(Interface dataset entries)
☆ ☆ ☆ ☆ ☆

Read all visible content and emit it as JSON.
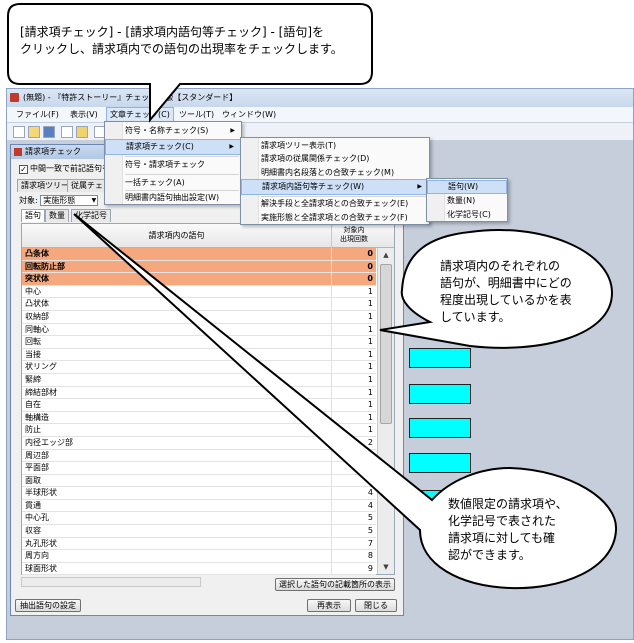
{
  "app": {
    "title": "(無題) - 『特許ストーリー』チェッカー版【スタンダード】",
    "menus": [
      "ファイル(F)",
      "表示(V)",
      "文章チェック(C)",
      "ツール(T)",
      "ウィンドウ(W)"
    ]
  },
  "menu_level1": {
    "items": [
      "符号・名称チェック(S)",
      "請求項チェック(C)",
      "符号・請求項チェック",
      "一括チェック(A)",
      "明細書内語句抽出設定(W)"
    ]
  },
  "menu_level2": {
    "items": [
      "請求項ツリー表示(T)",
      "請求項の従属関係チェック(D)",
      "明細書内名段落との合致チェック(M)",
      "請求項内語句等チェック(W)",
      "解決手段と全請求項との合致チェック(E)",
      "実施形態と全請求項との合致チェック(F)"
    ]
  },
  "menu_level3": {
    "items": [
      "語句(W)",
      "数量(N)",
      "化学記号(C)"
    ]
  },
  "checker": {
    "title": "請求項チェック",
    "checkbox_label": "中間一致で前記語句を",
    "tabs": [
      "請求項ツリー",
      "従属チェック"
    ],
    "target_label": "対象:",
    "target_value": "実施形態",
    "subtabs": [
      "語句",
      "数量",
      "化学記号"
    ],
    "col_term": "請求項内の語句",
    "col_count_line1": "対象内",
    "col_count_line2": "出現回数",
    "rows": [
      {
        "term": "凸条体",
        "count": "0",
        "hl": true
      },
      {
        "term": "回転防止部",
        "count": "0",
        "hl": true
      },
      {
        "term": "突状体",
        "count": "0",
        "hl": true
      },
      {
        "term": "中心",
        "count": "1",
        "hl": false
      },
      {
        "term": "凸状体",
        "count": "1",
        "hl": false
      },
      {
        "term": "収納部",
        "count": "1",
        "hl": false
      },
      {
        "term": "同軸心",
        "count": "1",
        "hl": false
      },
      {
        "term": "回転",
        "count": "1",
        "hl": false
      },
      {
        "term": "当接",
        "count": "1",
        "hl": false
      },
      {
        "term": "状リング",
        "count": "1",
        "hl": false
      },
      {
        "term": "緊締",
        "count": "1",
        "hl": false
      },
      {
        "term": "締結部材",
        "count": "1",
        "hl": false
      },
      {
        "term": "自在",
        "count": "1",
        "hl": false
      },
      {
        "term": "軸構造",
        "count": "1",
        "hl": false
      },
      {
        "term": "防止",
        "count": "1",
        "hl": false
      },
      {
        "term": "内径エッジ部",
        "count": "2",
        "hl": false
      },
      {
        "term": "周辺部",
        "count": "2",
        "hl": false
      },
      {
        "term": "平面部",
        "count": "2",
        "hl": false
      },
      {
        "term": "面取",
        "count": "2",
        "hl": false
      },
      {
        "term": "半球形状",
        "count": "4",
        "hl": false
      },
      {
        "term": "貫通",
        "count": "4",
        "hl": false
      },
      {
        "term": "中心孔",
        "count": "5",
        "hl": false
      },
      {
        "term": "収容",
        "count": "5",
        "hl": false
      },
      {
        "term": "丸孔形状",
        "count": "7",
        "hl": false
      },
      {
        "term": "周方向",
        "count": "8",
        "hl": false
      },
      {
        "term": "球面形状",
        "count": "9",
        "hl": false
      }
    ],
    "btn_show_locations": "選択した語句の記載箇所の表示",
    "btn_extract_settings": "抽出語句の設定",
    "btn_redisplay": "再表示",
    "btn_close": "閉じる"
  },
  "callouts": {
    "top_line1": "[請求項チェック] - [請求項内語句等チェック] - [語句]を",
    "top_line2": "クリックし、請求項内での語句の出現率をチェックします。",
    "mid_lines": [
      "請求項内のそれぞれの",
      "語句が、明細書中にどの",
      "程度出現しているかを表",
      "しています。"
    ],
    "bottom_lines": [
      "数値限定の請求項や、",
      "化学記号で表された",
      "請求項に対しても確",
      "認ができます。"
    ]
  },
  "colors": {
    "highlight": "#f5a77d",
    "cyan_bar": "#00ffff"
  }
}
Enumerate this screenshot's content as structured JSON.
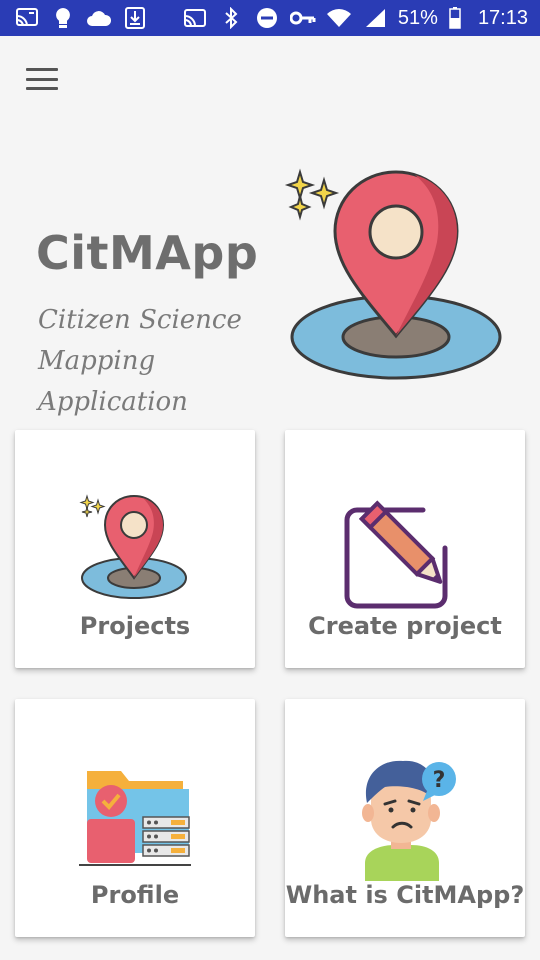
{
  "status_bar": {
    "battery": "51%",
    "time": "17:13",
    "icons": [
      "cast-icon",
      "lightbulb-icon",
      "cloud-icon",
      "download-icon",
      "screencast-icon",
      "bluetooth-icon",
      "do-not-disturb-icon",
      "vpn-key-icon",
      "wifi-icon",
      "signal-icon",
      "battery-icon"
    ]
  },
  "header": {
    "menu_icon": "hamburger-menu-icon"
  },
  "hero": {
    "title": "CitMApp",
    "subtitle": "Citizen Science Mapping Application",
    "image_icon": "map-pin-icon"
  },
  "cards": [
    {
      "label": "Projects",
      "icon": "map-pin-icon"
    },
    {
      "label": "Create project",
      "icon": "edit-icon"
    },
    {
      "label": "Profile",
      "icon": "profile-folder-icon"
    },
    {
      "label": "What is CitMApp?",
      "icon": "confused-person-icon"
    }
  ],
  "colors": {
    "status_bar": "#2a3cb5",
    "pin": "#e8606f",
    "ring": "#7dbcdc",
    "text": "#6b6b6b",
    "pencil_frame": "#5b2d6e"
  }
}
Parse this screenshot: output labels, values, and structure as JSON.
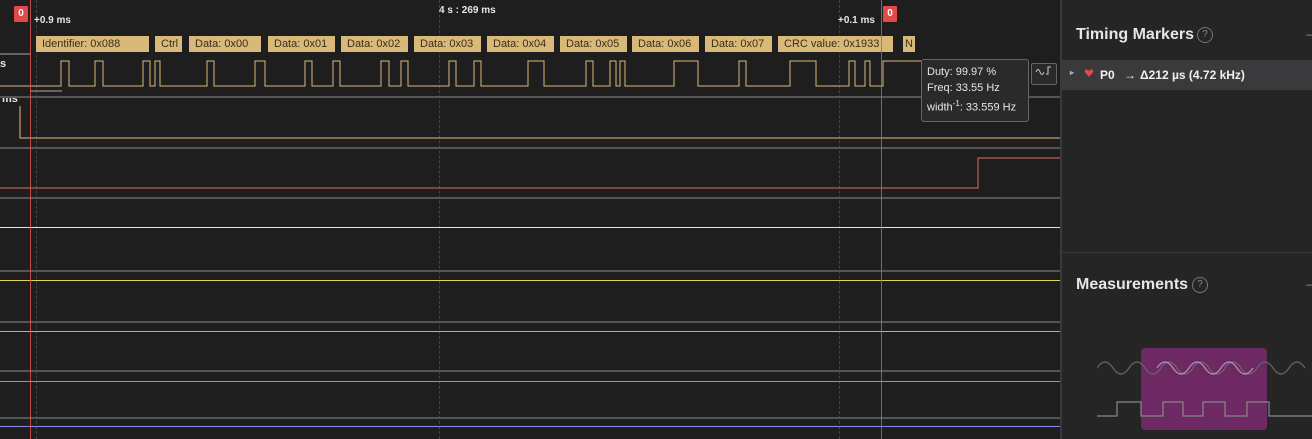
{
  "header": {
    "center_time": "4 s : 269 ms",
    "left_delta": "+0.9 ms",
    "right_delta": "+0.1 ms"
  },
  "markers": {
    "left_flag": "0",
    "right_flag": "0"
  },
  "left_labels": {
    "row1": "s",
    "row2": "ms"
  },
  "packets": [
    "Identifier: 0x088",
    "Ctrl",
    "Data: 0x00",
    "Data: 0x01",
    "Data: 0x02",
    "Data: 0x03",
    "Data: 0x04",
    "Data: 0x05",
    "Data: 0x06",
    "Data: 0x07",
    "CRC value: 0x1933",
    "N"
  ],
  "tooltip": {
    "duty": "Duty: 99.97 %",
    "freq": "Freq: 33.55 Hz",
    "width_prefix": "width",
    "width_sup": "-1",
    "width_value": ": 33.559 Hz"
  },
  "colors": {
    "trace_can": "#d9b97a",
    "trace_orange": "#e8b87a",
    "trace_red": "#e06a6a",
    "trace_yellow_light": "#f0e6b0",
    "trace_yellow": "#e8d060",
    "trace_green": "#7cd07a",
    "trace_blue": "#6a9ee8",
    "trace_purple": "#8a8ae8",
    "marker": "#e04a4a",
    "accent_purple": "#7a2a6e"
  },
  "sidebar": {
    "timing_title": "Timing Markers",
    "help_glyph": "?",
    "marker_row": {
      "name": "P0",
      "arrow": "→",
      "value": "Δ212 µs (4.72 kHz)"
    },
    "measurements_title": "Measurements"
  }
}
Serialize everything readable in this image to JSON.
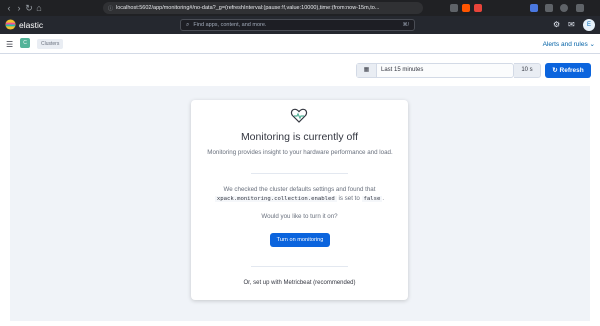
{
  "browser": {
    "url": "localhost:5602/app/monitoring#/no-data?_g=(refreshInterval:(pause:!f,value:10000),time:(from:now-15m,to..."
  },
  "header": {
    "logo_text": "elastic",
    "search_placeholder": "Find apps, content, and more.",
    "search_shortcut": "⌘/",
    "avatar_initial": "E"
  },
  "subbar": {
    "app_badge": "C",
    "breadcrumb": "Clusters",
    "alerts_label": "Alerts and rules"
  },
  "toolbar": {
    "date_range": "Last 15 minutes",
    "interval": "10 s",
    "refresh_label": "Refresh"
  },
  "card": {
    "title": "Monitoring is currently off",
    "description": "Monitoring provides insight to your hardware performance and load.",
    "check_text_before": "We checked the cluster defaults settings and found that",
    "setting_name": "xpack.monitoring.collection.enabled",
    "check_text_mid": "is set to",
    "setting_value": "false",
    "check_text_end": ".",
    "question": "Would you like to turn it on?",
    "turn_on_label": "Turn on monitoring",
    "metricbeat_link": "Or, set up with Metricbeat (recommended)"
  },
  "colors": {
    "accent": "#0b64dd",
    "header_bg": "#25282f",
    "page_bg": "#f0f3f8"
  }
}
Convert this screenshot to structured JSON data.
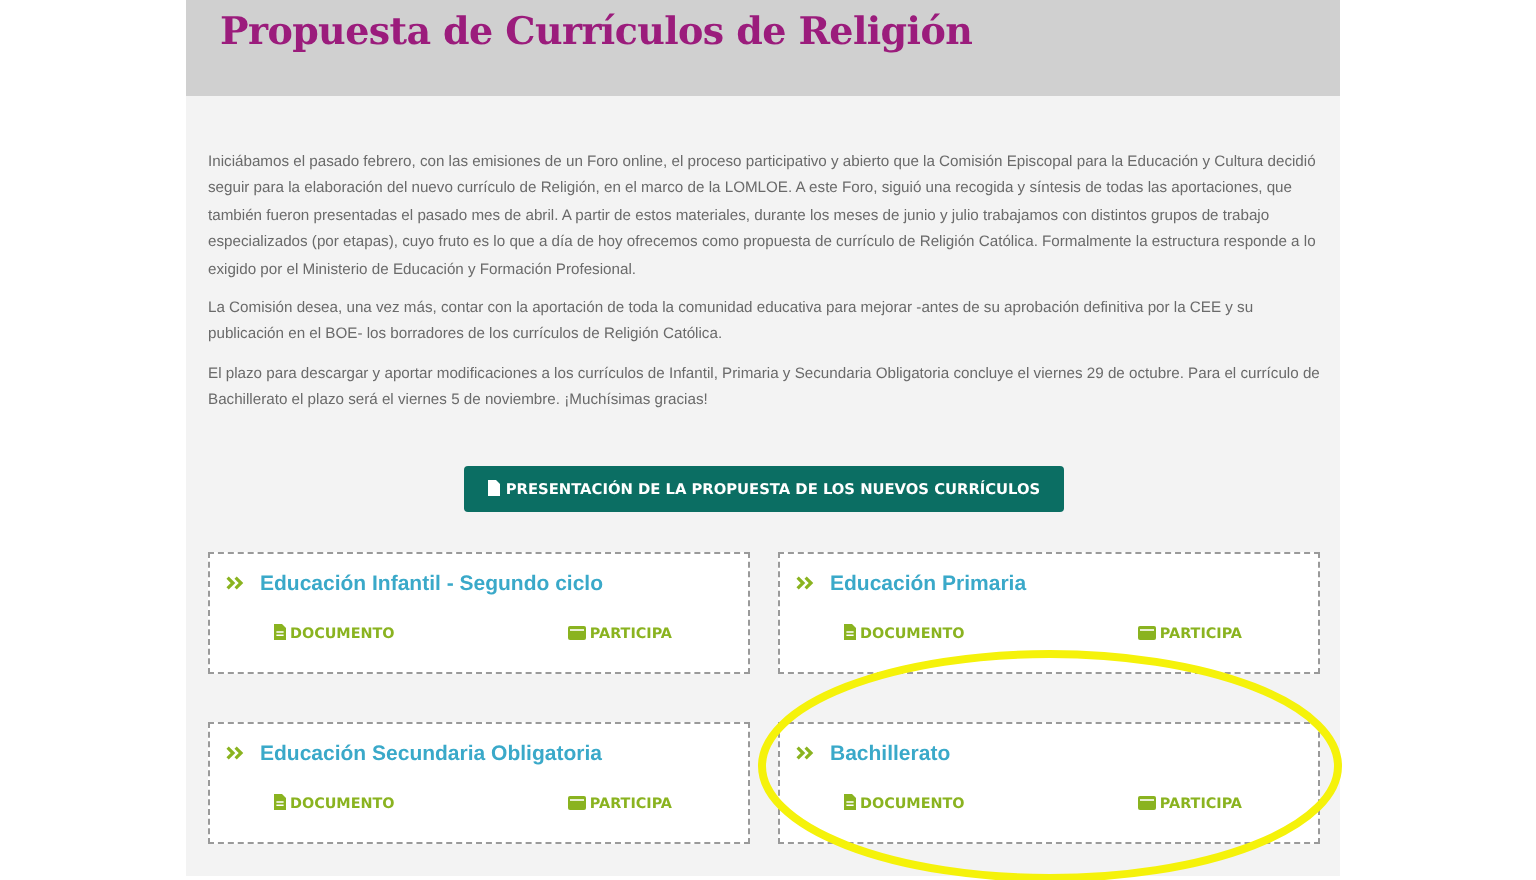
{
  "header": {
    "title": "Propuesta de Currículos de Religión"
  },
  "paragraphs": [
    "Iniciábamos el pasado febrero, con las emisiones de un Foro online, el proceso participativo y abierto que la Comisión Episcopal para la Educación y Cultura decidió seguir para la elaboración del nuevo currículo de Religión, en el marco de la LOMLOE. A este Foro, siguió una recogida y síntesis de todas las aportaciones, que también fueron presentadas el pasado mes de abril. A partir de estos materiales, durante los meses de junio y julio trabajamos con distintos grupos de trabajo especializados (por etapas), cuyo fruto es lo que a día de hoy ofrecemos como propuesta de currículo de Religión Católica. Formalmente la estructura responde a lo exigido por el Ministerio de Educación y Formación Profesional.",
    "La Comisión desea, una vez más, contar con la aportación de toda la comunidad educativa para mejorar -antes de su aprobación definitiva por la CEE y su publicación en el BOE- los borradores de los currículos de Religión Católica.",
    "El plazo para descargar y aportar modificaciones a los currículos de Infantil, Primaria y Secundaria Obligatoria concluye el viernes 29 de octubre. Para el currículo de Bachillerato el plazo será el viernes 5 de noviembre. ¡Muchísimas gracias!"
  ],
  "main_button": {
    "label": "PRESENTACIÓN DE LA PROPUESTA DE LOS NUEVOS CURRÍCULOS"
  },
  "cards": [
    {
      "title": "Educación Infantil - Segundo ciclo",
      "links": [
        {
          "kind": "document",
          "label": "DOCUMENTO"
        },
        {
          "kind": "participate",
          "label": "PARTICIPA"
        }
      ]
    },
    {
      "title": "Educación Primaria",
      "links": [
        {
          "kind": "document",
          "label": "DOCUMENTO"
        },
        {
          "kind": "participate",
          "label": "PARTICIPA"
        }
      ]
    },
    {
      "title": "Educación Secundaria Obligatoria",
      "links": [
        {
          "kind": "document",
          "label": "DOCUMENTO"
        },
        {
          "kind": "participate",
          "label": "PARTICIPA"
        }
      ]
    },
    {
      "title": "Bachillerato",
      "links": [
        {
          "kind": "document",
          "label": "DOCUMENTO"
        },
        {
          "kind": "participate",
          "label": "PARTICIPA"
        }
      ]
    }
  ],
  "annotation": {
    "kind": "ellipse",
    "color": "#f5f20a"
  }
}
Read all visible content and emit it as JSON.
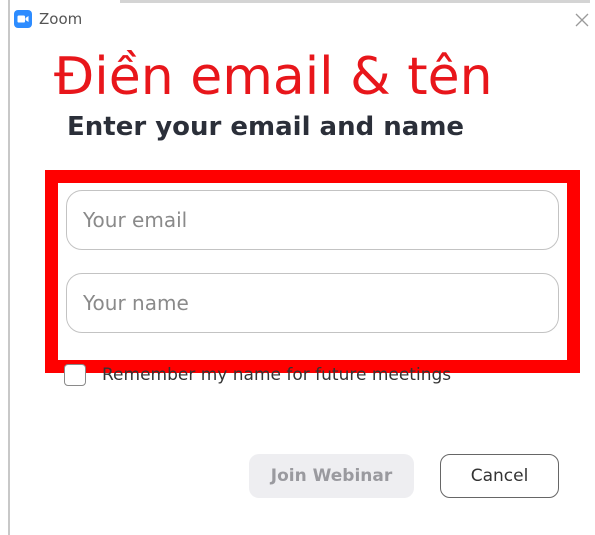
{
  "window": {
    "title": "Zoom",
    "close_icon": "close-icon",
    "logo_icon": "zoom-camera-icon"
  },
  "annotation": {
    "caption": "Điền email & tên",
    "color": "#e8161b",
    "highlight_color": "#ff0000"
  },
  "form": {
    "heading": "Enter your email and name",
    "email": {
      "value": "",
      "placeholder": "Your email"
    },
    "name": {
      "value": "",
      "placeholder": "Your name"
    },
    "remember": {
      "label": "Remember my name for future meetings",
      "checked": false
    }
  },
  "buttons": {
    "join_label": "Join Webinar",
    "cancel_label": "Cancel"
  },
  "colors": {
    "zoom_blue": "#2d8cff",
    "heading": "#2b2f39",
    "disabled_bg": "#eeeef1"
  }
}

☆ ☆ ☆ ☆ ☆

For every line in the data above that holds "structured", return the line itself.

_RESULT OF THE TASK:_
Enumerate this screenshot's content as structured JSON.
Convert this screenshot to structured JSON data.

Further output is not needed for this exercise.